WHAT IS EXPECTED ->
Look through the lines below and copy each one that includes "Setting".

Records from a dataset
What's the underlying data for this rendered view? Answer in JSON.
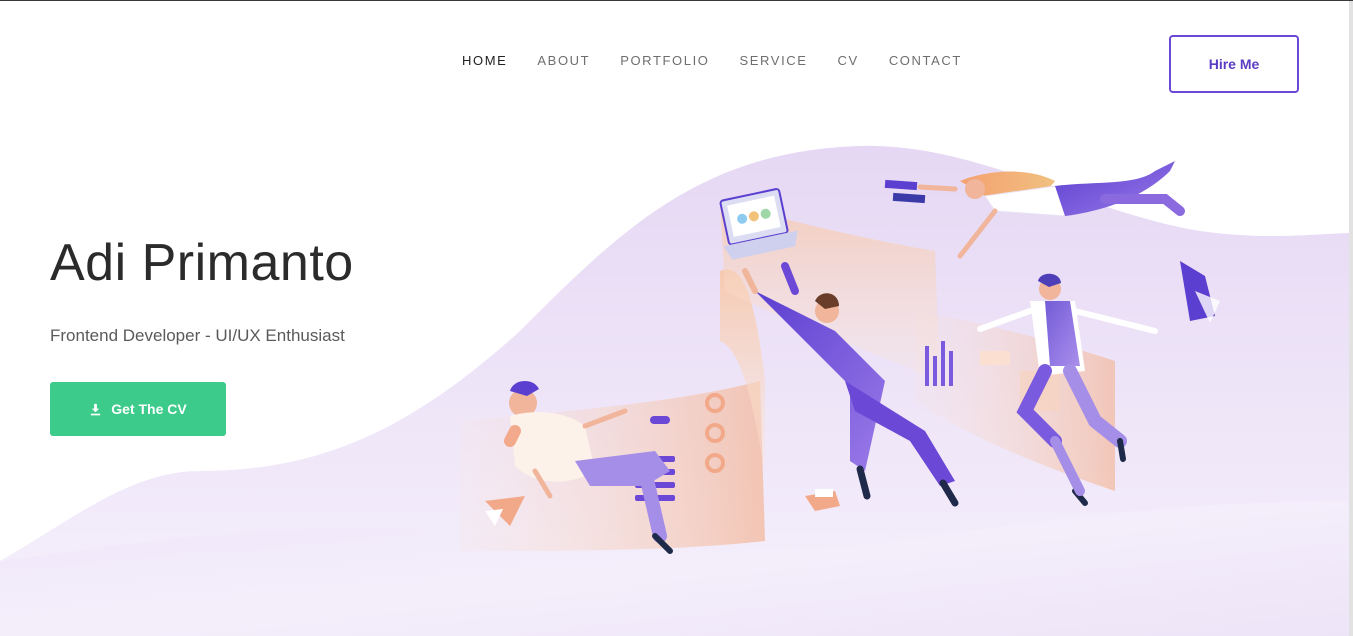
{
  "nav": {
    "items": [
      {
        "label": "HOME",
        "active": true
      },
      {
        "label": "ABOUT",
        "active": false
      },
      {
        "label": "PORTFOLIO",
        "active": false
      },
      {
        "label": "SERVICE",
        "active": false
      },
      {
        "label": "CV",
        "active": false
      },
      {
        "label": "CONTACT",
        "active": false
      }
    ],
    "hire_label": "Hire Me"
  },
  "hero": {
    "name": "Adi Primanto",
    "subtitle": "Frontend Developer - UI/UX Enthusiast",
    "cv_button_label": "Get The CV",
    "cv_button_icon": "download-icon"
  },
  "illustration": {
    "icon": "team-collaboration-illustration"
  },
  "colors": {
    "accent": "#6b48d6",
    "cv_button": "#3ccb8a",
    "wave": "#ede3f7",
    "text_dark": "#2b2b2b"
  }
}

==

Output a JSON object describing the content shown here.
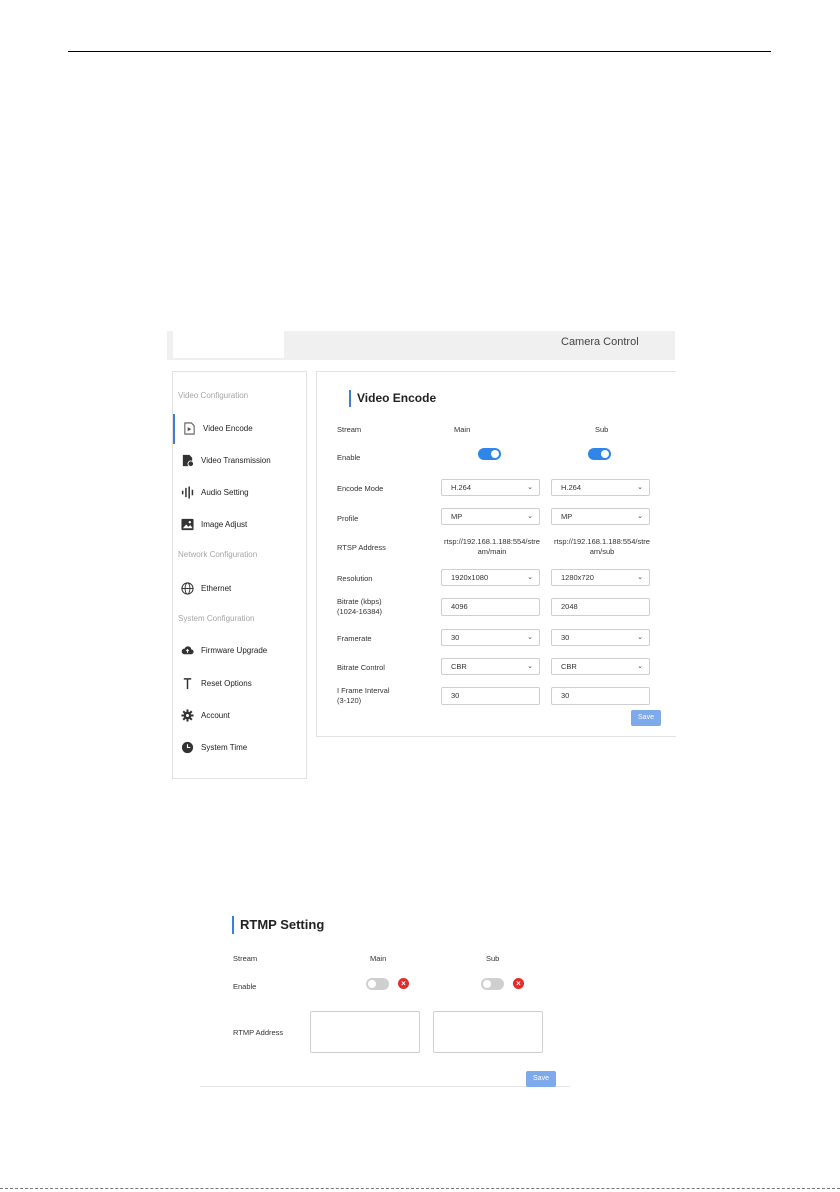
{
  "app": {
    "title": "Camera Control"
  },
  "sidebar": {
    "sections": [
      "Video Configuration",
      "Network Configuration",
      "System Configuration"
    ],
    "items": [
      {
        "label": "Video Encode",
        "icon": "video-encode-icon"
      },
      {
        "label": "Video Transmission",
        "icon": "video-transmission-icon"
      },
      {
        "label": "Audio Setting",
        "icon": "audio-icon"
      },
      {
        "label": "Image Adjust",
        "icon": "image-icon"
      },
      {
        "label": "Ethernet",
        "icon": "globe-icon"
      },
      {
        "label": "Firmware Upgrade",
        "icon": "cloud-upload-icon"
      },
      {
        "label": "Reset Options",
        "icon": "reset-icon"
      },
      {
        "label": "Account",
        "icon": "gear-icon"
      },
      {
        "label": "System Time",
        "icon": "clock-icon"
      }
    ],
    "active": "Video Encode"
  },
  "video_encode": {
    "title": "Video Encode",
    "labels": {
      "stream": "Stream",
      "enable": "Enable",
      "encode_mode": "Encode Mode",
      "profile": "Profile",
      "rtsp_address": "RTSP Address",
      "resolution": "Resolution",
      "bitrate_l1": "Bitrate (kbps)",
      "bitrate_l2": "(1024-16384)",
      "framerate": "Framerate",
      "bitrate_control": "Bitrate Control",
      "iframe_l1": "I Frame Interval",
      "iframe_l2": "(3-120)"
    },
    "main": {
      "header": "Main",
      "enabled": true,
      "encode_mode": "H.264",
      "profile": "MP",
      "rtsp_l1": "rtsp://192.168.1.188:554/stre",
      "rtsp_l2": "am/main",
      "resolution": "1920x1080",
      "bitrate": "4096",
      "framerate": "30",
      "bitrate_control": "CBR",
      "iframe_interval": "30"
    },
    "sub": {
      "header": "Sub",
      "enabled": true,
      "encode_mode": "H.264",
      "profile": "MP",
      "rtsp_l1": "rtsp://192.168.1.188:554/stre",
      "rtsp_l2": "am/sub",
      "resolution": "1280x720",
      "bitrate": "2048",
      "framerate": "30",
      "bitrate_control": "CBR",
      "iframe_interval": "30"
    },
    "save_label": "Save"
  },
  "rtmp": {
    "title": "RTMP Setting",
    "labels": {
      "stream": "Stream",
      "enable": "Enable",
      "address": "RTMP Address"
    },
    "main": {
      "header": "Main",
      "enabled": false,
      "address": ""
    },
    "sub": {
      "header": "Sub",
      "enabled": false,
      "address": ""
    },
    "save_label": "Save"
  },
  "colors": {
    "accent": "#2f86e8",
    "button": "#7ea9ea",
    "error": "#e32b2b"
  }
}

RESULT FOR THIS TASK ->
        "label": "Audio Setting",
    "title": "RTMP Setting",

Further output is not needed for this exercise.